Financial fraud cases rise by a third

23rd April 2021

Complaints about fraud made to companies in the finance sector were up by almost a third (29%) in 2020, according to Resolver’s latest research.

The Fraud complaint figures rose by 29% to hit more than 3,600 in 2020 with the report revealing that accounts being opened fraudulently using fake identification, from bank accounts to payday loans and credit agreements. Money was also debited from bank accounts and credit cards without authorisation.

Whilst fraudulent activity not being properly addressed by businesses, resulting in markers on credit reference files being placed in error with scam victims not being able to report or recall money after being conned by fraudsters and reporting it to their bank.

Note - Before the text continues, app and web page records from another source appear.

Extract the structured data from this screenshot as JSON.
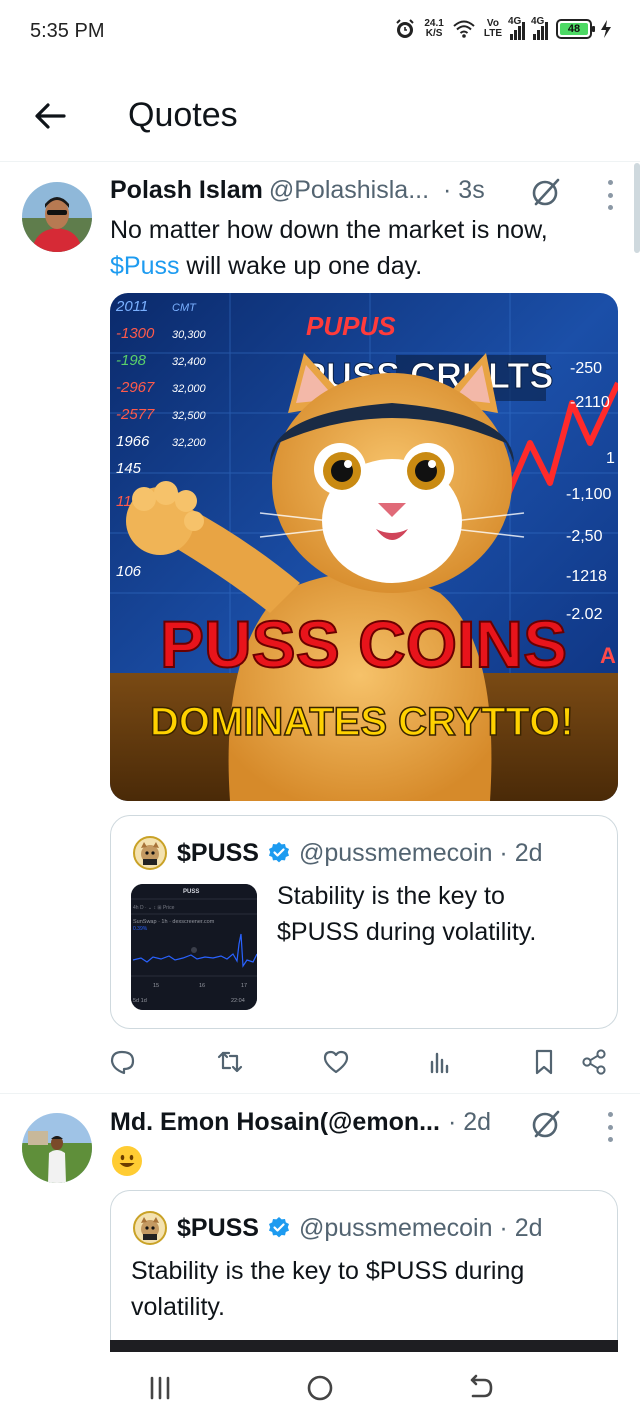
{
  "status_bar": {
    "time": "5:35 PM",
    "speed_value": "24.1",
    "speed_unit": "K/S",
    "volte_top": "Vo",
    "volte_bottom": "LTE",
    "net1": "4G",
    "net2": "4G",
    "battery": "48"
  },
  "header": {
    "title": "Quotes"
  },
  "tweet1": {
    "name": "Polash Islam",
    "handle": "@Polashisla...",
    "time": "· 3s",
    "text_line1": "No matter how down the market is now,",
    "cashtag": "$Puss",
    "text_line2_rest": " will wake up one day.",
    "image": {
      "top_label": "PUPUS",
      "banner": "PUSS CRULTS",
      "headline": "PUSS  COINS",
      "subline": "DOMINATES CRYTTO!",
      "left_ticker": [
        "2011",
        "-1300",
        "-198",
        "-2967",
        "-2577",
        "1966",
        "145",
        "116",
        "106"
      ],
      "left_ticker2": [
        "CMT",
        "30,300",
        "32,400",
        "32,000",
        "32,500",
        "32,200"
      ],
      "right_ticker": [
        "-250",
        "-2110",
        "1",
        "-1,100",
        "-2,50",
        "-1218",
        "-2.02",
        "A"
      ]
    },
    "quote": {
      "name": "$PUSS",
      "handle": "@pussmemecoin · 2d",
      "text_line1": "Stability is the key to",
      "text_line2": "$PUSS during volatility.",
      "thumb": {
        "title": "PUSS",
        "subtitle": "SunSwap · 1h · dexscreener.com",
        "change": "0.39%",
        "toolbar": "4h  D  ⋅ ⌄  ↕  ⊞  Price",
        "x_labels": [
          "15",
          "16",
          "17"
        ],
        "footer": "5d  1d",
        "clock": "22:04"
      }
    }
  },
  "tweet2": {
    "name": "Md. Emon Hosain(@emon...",
    "time": "· 2d",
    "emoji": "😀",
    "quote": {
      "name": "$PUSS",
      "handle": "@pussmemecoin · 2d",
      "text_line1": "Stability is the key to $PUSS during",
      "text_line2": "volatility."
    }
  },
  "icons": [
    "back-arrow-icon",
    "grok-icon",
    "more-icon",
    "reply-icon",
    "retweet-icon",
    "like-icon",
    "views-icon",
    "bookmark-icon",
    "share-icon",
    "verified-icon",
    "menu-icon",
    "home-icon",
    "back-nav-icon"
  ],
  "colors": {
    "accent": "#1d9bf0",
    "secondary_text": "#536471",
    "border": "#cfd9de",
    "headline_red": "#e8141b",
    "headline_yellow": "#ffd200"
  }
}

Resolver has already seen more than 750 complaints about fraud and financial firms in the first few months of 2021. The rise in fraud-related complaints is concerning, given that complaints to financial service providers across the board fell by a third in 2020. Our data also shows that almost a fifth (18%) of the complaints were escalated to the Financial Ombudsman Service (FOS) last year, suggesting many firms are not resolving matters effectively or within eight weeks.

The full scale of losses to fraudsters in the UK is still not fully known as fraud remains under-reported. According to UK Finance, in the first six months of 2020 (the most recent figures available) £853 million in fraudulent transactions were attempted or succeeded – and that’s just through bank accounts, cheques and cards. This does not include hijacked shopping accounts, fake websites and other non-financial fraud.

Resolver’s CEO, Alex Neill, said “Despite campaigning for over a decade for more funding and powers to tackle scammers, fraud levels have never been higher.  During the pandemic scams and frauds have flourished and people are being bombarded with text messages, phone calls or emails on a daily basis.”

“While the efforts of some banks to pay back lost money is commendable, I believe the focus needs to be on actually stopping the fraud or scams happening in the first place. Enough is enough it should be a joint priority for business and government to stop the problem at its source.”

Holly Andrews, Managing Director of KIS Finance, said “During the pandemic, fraud levels across the UK have reached an all-time high. Scammers are preying on people’s worries and concerns surrounding Covid-19 and have been using it to their advantage for the past year.”

“The complaints received and cases actually reported to the relevant authorities is just the tip of the iceberg when it comes to financial fraud. People can often feel ashamed or embarrassed to have fallen for a scam and therefore many cases go unreported. So the fact that reported fraud figures are so high, only makes the actual figures even more worrying.”

“Banks have made big steps forward over the last couple of years in terms of helping customers who have fallen victim to fraud. The ‘APP scams voluntary code’ and the ‘confirmation of payee’ scheme have both prevented scams and helped those who have fallen victim to get their money returned.”

“However, more needs to be done to stop these scams from happening in the first place. The key to stopping financial fraud is awareness. The more people that are aware of how the most common scams work, the fewer people that will fall victim. Banks, businesses, and the government must do everything they can to educate people on how they can be targeted and how to detect a scam.”